For several years, the 70-mile “Mail Run” was an annual event featuring 8 dog mushing teams that traversed the Oregon Dunes from North Bend to Florence. The dog teams were from Oregon, Washington and California. The teams carried letters of acknowledgement for the event from city managers and mayors along the route. Commemorative envelopes were sold as a fundraiser to support Oregon teams in long-distance races like the 1,000-mile Iditarod Sled Dog Race in Alaska. Envelopes were postmarked and stamped at the start of the route in North Bend, with stops in Lakeside, Reedsport, and ended in Florence. The museum is pleased to include in its collection, a number of these commemorative envelopes and letters donated to the museum by Roger.
The logistics of the dog mushers event was organized by Jim Tofflemire of North Bend, who had sledded for Oregon in a prior Iditarod race. The mushers maneuvered specially built 4-wheeled carts using airplane tires for use on the dunes instead of a ski sled. Mushers stopped at designated locations to rest the dogs and answer questions like: “How do you tell them apart”, “How much food do they eat?”

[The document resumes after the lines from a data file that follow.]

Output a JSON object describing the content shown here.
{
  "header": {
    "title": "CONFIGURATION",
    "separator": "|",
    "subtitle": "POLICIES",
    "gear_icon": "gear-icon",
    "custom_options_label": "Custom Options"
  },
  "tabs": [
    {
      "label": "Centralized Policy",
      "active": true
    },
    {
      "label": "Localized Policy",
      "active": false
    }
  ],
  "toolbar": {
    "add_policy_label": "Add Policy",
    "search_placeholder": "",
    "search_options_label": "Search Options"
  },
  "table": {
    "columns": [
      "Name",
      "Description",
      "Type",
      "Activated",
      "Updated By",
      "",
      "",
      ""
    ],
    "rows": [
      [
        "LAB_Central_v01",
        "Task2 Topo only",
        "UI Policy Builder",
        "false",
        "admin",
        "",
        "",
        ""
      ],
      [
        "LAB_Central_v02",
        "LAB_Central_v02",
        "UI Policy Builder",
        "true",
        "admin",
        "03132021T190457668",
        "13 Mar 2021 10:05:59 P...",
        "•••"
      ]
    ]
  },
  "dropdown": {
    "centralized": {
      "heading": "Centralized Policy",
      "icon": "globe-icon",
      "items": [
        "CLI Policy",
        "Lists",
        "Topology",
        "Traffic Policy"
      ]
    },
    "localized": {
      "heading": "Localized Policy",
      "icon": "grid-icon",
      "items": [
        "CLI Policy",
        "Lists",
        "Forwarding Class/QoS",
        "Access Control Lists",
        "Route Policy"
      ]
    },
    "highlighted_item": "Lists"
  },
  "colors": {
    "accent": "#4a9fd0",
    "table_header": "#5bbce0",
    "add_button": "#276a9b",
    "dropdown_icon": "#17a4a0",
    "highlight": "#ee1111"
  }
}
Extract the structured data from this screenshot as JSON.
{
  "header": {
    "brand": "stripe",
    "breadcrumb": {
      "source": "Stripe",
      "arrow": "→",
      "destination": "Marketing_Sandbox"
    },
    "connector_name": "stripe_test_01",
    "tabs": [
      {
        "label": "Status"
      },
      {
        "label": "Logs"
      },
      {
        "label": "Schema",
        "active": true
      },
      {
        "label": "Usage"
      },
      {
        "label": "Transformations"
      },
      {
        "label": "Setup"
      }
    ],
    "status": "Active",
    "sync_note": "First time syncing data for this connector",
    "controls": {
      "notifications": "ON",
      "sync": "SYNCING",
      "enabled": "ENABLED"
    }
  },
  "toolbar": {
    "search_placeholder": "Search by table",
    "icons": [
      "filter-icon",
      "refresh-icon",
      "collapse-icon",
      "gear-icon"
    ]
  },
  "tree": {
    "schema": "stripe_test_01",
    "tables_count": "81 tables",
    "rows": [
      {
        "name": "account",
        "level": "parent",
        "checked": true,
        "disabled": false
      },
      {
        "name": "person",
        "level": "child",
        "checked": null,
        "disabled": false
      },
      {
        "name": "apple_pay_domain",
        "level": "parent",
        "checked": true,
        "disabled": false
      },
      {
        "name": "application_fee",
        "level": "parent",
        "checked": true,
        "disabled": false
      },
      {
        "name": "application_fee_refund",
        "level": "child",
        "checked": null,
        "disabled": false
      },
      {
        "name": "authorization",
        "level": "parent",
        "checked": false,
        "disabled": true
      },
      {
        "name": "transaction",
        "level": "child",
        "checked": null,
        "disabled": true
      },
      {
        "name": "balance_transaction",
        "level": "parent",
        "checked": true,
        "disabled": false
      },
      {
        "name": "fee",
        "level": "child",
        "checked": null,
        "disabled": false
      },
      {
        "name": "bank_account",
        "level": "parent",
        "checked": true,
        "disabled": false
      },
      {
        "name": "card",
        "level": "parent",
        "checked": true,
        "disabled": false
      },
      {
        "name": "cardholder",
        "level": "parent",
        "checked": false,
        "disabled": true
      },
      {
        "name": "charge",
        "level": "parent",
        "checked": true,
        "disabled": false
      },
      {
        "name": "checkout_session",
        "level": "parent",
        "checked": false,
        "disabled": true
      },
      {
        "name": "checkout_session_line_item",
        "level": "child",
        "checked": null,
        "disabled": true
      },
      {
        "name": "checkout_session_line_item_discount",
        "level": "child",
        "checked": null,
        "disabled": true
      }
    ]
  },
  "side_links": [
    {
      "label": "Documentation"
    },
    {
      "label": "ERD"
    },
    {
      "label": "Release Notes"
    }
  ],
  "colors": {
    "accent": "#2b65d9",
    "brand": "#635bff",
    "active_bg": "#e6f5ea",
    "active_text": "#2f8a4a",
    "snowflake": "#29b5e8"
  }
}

Mushers spent a night in the Dunes south of Winchester Bay. The following morning the teams were trucked across the Umpqua River for the last portion of the coastal route. They crossed the Tahkenitch Creek, and reached the South Jetty Road in the afternoon, then were trucked across the river to Rhododendron Drive. With Bay Street blocked off, the dogs and mushers settled along the street for up-close public viewing. The Mail Run was a celebrated event by all who had the chance to view a portion of it.
The many years of Roger McCorkle’s community service are inspirational and were important in guiding much of what has become our town’s history. It’s true, he initially thought of Florence as small, rural and isolated. However, he came to discover through being involved with the community, that it is much more of a vibrant town than he first thought. Perhaps the lesson is that sometimes you find the treasure, and other times, like moving to Florence, the treasure finds you.